_Exercise prompt_
A faithful repeat of all the records, with no image kept, is the required answer.

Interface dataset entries

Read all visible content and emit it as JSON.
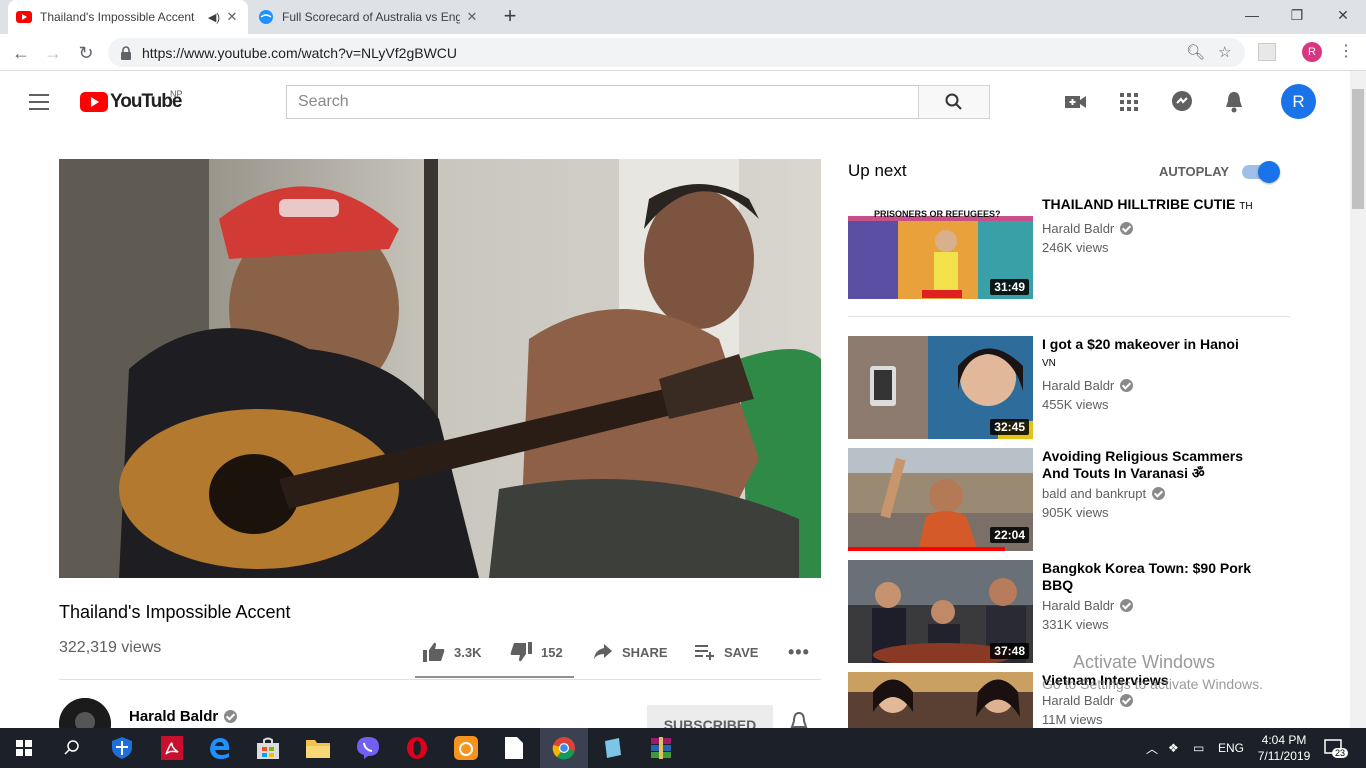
{
  "browser": {
    "tabs": [
      {
        "title": "Thailand's Impossible Accent",
        "active": true,
        "icon": "youtube-favicon"
      },
      {
        "title": "Full Scorecard of Australia vs Eng",
        "active": false,
        "icon": "globe-favicon"
      }
    ],
    "url": "https://www.youtube.com/watch?v=NLyVf2gBWCU",
    "profile_initial": "R"
  },
  "youtube": {
    "logo_text": "YouTube",
    "country_code": "NP",
    "search_placeholder": "Search",
    "avatar_initial": "R"
  },
  "video": {
    "title": "Thailand's Impossible Accent",
    "views": "322,319 views",
    "likes": "3.3K",
    "dislikes": "152",
    "share_label": "SHARE",
    "save_label": "SAVE",
    "like_ratio": 0.956,
    "channel": "Harald Baldr",
    "subscribe_label": "SUBSCRIBED"
  },
  "upnext": {
    "heading": "Up next",
    "autoplay_label": "AUTOPLAY",
    "autoplay_on": true,
    "items": [
      {
        "title": "THAILAND HILLTRIBE CUTIE",
        "tag": "TH",
        "channel": "Harald Baldr",
        "views": "246K views",
        "duration": "31:49",
        "thumb_caption": "PRISONERS OR REFUGEES?"
      },
      {
        "title": "I got a $20 makeover in Hanoi",
        "tag": "VN",
        "channel": "Harald Baldr",
        "views": "455K views",
        "duration": "32:45"
      },
      {
        "title": "Avoiding Religious Scammers And Touts In Varanasi ॐ",
        "tag": "",
        "channel": "bald and bankrupt",
        "views": "905K views",
        "duration": "22:04",
        "watched_fraction": 0.85
      },
      {
        "title": "Bangkok Korea Town: $90 Pork BBQ",
        "tag": "",
        "channel": "Harald Baldr",
        "views": "331K views",
        "duration": "37:48"
      },
      {
        "title": "Vietnam Interviews",
        "tag": "",
        "channel": "Harald Baldr",
        "views": "11M views",
        "duration": ""
      }
    ]
  },
  "watermark": {
    "line1": "Activate Windows",
    "line2": "Go to Settings to activate Windows."
  },
  "taskbar": {
    "language": "ENG",
    "time": "4:04 PM",
    "date": "7/11/2019",
    "notification_count": "23"
  }
}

_Answer to this problem_
Read all visible content and emit it as JSON.
{
  "browser": {
    "tabs": [
      {
        "title": "Thailand's Impossible Accent",
        "active": true,
        "icon": "youtube-favicon"
      },
      {
        "title": "Full Scorecard of Australia vs Eng",
        "active": false,
        "icon": "globe-favicon"
      }
    ],
    "url": "https://www.youtube.com/watch?v=NLyVf2gBWCU",
    "profile_initial": "R"
  },
  "youtube": {
    "logo_text": "YouTube",
    "country_code": "NP",
    "search_placeholder": "Search",
    "avatar_initial": "R"
  },
  "video": {
    "title": "Thailand's Impossible Accent",
    "views": "322,319 views",
    "likes": "3.3K",
    "dislikes": "152",
    "share_label": "SHARE",
    "save_label": "SAVE",
    "like_ratio": 0.956,
    "channel": "Harald Baldr",
    "subscribe_label": "SUBSCRIBED"
  },
  "upnext": {
    "heading": "Up next",
    "autoplay_label": "AUTOPLAY",
    "autoplay_on": true,
    "items": [
      {
        "title": "THAILAND HILLTRIBE CUTIE",
        "tag": "TH",
        "channel": "Harald Baldr",
        "views": "246K views",
        "duration": "31:49",
        "thumb_caption": "PRISONERS OR REFUGEES?"
      },
      {
        "title": "I got a $20 makeover in Hanoi",
        "tag": "VN",
        "channel": "Harald Baldr",
        "views": "455K views",
        "duration": "32:45"
      },
      {
        "title": "Avoiding Religious Scammers And Touts In Varanasi ॐ",
        "tag": "",
        "channel": "bald and bankrupt",
        "views": "905K views",
        "duration": "22:04",
        "watched_fraction": 0.85
      },
      {
        "title": "Bangkok Korea Town: $90 Pork BBQ",
        "tag": "",
        "channel": "Harald Baldr",
        "views": "331K views",
        "duration": "37:48"
      },
      {
        "title": "Vietnam Interviews",
        "tag": "",
        "channel": "Harald Baldr",
        "views": "11M views",
        "duration": ""
      }
    ]
  },
  "watermark": {
    "line1": "Activate Windows",
    "line2": "Go to Settings to activate Windows."
  },
  "taskbar": {
    "language": "ENG",
    "time": "4:04 PM",
    "date": "7/11/2019",
    "notification_count": "23"
  }
}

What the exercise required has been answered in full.